▶ [Your assignment]:
Show every line below where "name" can be found.

─── Records supplied ───

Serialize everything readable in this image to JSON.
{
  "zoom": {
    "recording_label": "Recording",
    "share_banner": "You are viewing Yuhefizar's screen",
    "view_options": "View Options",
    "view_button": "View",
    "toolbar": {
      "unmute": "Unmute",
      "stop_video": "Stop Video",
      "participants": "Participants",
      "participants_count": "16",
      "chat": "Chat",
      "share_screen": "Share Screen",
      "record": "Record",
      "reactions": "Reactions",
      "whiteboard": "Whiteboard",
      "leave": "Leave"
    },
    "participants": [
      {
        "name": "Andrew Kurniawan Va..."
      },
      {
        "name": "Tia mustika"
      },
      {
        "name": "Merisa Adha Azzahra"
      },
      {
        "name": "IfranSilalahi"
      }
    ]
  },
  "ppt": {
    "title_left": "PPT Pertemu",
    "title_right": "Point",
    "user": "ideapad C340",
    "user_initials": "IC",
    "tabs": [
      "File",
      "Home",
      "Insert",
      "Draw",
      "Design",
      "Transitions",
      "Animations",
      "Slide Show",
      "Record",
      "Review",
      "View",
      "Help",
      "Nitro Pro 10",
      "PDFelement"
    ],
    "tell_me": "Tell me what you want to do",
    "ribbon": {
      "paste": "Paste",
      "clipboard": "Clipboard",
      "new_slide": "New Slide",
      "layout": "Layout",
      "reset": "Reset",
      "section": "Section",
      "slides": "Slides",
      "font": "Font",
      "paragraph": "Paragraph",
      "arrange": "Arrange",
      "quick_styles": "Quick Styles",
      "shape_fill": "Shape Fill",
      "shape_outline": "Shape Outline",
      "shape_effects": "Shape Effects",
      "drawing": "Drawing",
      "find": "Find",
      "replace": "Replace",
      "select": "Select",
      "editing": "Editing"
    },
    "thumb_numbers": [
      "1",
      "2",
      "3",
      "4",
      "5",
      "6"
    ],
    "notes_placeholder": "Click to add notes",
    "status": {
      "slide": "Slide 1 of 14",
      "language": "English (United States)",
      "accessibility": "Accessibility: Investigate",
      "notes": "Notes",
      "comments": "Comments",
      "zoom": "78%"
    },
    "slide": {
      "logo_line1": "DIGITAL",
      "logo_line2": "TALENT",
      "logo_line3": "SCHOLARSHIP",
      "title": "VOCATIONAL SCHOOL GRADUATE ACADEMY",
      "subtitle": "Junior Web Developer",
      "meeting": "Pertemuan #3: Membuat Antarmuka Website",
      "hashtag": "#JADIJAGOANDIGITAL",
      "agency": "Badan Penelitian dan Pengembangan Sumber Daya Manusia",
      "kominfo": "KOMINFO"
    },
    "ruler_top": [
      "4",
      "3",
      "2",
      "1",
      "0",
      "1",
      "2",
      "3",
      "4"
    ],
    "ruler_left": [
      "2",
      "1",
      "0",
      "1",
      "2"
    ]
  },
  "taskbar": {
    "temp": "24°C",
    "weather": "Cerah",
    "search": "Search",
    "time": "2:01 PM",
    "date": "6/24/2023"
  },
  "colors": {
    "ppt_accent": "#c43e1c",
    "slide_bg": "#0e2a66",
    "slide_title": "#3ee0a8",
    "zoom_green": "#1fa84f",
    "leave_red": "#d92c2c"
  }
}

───

▶ [Answer section]:
        "name": "Andrew Kurniawan Va..."
        "name": "Tia mustika"
        "name": "Merisa Adha Azzahra"
        "name": "IfranSilalahi"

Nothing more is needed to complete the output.